  - Some services charge by the bandwidth used.
  - Some services throttle back "heavy users"
  - Some services sell tiered usage, with higher prices for larger monthly data caps, and killing the link (e.g. prepaid), drastically throttling down (e.g. 4G dropping to 3G speed), and/or charging punitive "overage" rates for bandwidth beyond the pre-purchased tier.
  - As the users get farther away, latency and setup-turnaround for the components of a web page display also slow the process.

Web developers tend to work with disks and servers built into their machine or attached by a fast LAN. So it's easy to miss that the actual users' experience may be slower - even drastically so. (Thus was the web, at the dawn of image-laden web pages, nicknamed the "World Wide Wait".) And they're not charged for that bandwidth, so they also don't get their noses rubbed in the price of it when they receive their monthly bills or hit their monthly caps.

So keeping a web page's bandwidth use small is still useful:
  - Even on broadband it makes it quicker - "snappier" - which improves the user experience.
  - It can reach a wider audience, as those on slower or more latent links don't give up in disgust.
  - It saves some users substantial money.

Comment Re:Most States have these Occupation Codes (Score 1) 649

I'm more inclined that PE certification, like so many professional certifications, is mostly about eliminating competition and running a kind of cartel,

I can assure you that the PE certification process/requirements was started with a good intention of preventing disasters. However, the ONLY thing that prevents disaster are people who can actually do the work properly, and that the certification process/requirements are incapable of making sure that critical calculations are done correctly. We only can certify that they should be done correctly, and the person doing them should be able to complete those calculations correctly. Not that they actually can or will.

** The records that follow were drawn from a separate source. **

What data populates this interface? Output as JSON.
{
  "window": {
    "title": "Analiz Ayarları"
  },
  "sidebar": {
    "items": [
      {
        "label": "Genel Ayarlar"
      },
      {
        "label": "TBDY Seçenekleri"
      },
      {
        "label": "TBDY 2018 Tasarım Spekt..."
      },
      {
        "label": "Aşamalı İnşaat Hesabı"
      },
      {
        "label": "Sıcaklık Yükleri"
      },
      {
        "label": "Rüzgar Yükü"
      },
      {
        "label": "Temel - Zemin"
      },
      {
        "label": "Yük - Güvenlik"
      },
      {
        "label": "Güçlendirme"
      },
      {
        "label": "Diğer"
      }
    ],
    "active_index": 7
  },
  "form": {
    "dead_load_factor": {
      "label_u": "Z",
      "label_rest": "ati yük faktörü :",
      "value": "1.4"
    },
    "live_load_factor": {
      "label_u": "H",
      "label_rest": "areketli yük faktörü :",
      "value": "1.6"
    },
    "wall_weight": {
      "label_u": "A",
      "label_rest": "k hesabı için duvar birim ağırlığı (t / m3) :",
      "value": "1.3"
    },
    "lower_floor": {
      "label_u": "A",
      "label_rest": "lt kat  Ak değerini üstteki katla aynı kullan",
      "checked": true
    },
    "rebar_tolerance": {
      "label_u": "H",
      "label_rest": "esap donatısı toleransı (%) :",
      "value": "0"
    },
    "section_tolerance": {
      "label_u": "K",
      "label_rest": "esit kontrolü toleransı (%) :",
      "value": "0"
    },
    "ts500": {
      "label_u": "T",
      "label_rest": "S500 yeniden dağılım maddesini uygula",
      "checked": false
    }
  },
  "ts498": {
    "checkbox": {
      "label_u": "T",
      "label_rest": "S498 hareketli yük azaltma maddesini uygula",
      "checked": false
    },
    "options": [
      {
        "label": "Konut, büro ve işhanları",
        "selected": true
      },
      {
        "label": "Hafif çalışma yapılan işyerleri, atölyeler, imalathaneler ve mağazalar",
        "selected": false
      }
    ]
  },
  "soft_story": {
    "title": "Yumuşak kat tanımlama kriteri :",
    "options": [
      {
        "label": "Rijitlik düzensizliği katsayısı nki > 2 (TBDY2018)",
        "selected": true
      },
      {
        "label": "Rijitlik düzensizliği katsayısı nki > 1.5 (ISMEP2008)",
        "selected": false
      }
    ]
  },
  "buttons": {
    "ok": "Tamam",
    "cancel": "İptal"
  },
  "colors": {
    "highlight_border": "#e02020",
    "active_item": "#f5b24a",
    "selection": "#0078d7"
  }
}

The REAL test is, if a government requires certification, and is in charge of certifications, then the liability for any failure by a certified "engineer" should rest with the certifying authority, or the certification is meaningless. And now, you know where the real problem is. It isn't the certification or the process, it is there is no liability on/for people making the requirements up.

Comment Re:I hope he wins his suit (Score 1) 649

No, but if you tell people that the Omega 3 Fatty acids in Walnuts has benefits for heart disease (Provably), you would be turning walnuts into drugs, and only the FDA can declare something a drug. And Telling people that Vitamin C will cure scurvy is the same thing. You need a prescription for vitamin C in order to cure scurvy, eating a lime (where the term Limey comes from) is something only a doctor can do.

Regulations ultimately end in idiocy.

Comment Re:Journalism (Score 1) 178

The problem with the Media companies is that they have a long string of news that they tried to bury, only to have small blogs, rags, and "fake news" sites actually have the real goods.

The reason they are going after WikiLeaks isn't because of hacking, or classified or whatever information, it is because WikiLeaks basically blew the lid off the collusion to elect Hillary, and got Trump elected instead. Both Rinos and Democrats hate Trump, and want him destroyed, which is why they are shooting the messenger, to warn all the othttps://slashdot.org/comments.pl?sid=10533085&cid=54298609#her people doing actual journalism (which is what I call WikiLeaks).

Slashdot Top Deals

Your computer account is overdrawn. Please see Big Brother.

Working...